3. The Israelites then had to cross the Red Sea. They had to take action. They collected their belongings and moved! They also had to trust that the path through the sea would not collapse and drown them as they traveled on it. What actions do you need to take to reach your goals? What things are you worried about “collapsing” or “drowning” you as you pursue a better life? Can you trust God to help you through? Even though it was difficult in the desert, the Israelites were sustained, and while their complaining and lack of faith prevented them from entering the land, their children made it into the land. Even if we do not perform perfectly, our attempts set up our children for a brighter future as well!
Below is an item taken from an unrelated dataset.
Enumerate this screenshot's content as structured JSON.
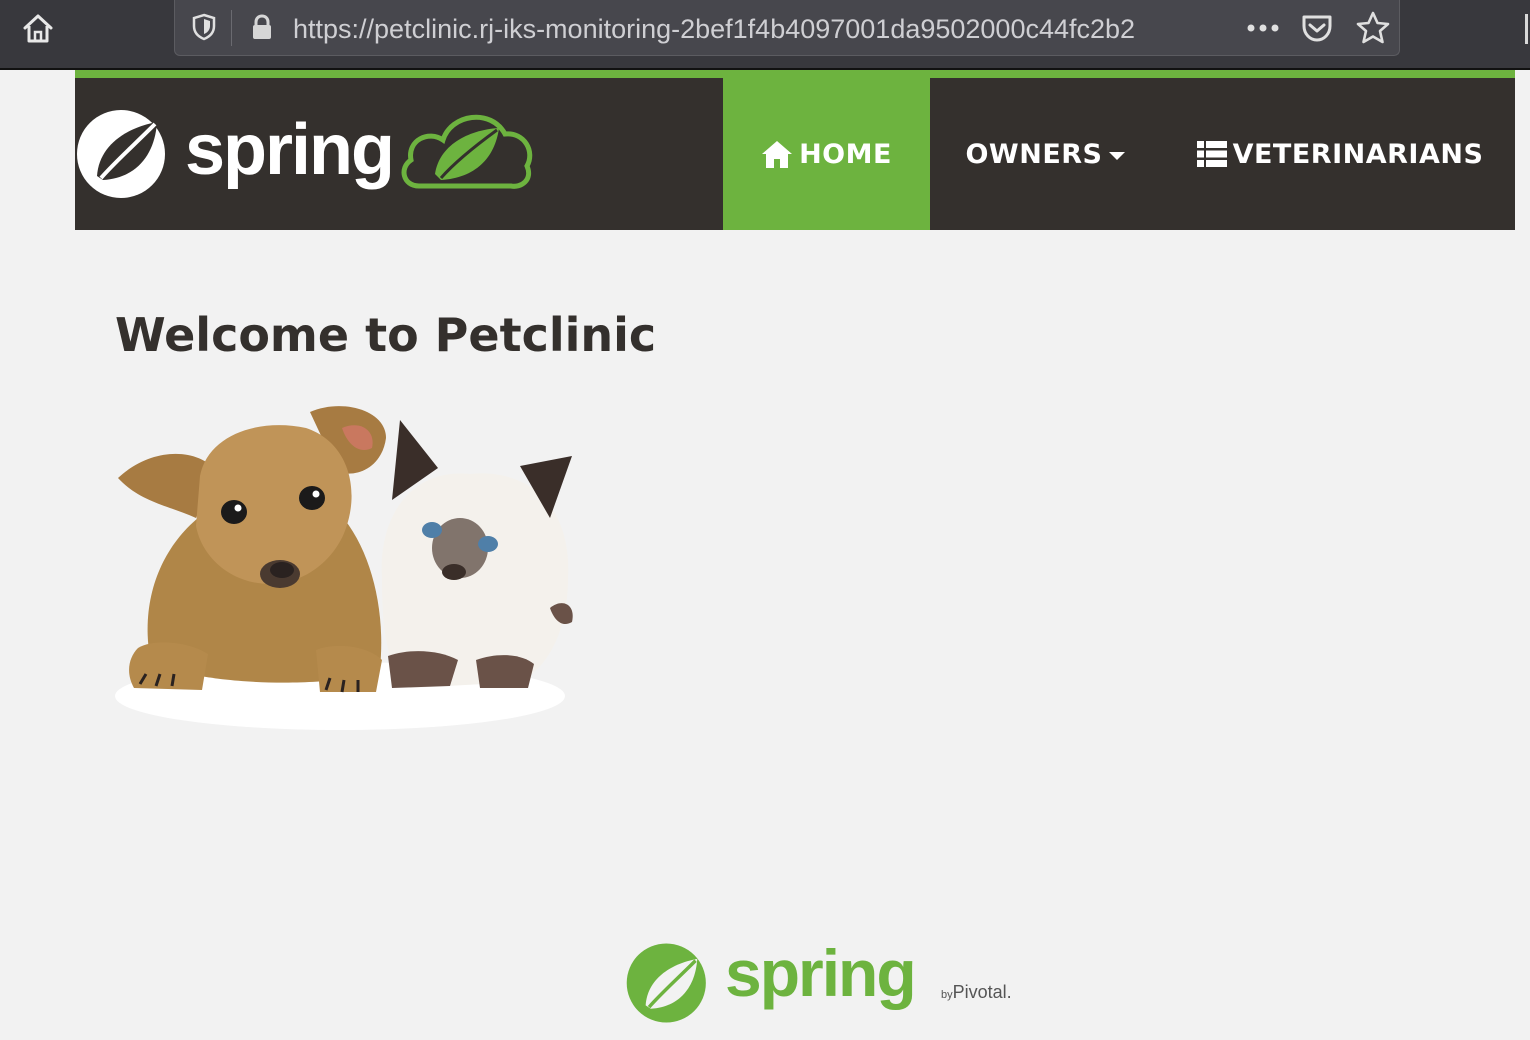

4. Not going back to your old ways. God gave the Israelites new laws. In the process of receiving a new way to live, the Israelites decided to go back to some of their old ways and worship the golden calves. Going back to former habits often results in losing progress and may put you back where you started. What habits can you absolutely not return to if you wish to stay on a successful path? Make a list and refer back to it when you are tempted to go back to your old, comfortable, ways. Some habits do not look so bad from your perspective, but a person who is further along the path you wish to take may tell you not to do such and such a thing. Listen to them. Sometimes we do not see that we are sabotaging our own goals because we have not gotten to a place where we completely understand what it takes to succeed.
5. The Israelites doubted and complained- a lot. The path to success requires hard work and sacrifice. Anyone who has made it big will tell you about the difficult time they had getting there. The rewards at the end of the journey are good, but you do have to put in some work, and it will not always be pleasant. Doubting you will succeed and/or complaining will only keep you in the “hard work” phase longer and make you miserable while you are there! With the right attitude, even the hardest work phase can be enjoyable as you feel a sense of accomplishment with each successive step. Break up your task into smaller goals so it is easier to see your progress and celebrate each victory you achieve! The Israelites won a lot of smaller wars before they entered the Promised Land. Figure out what “wars” you face and tackle them with wisdom!
Remember, the Promised Land you seek may not be financial. It may be a health goal, or a want for a more peaceful life. Ask for help from someone who has been there and done that if you are able. They often have wisdom that will help you avoid mistakes as well. You may have to give up things to move forward. This is not always bad, as the benefits will be worth it! Too often we stay in “slavery,” knowing that there is an aspect of our life that is not good, but unable to believe it could ever be better. Don’t let yourself remain enslaved when the Promised Land awaits!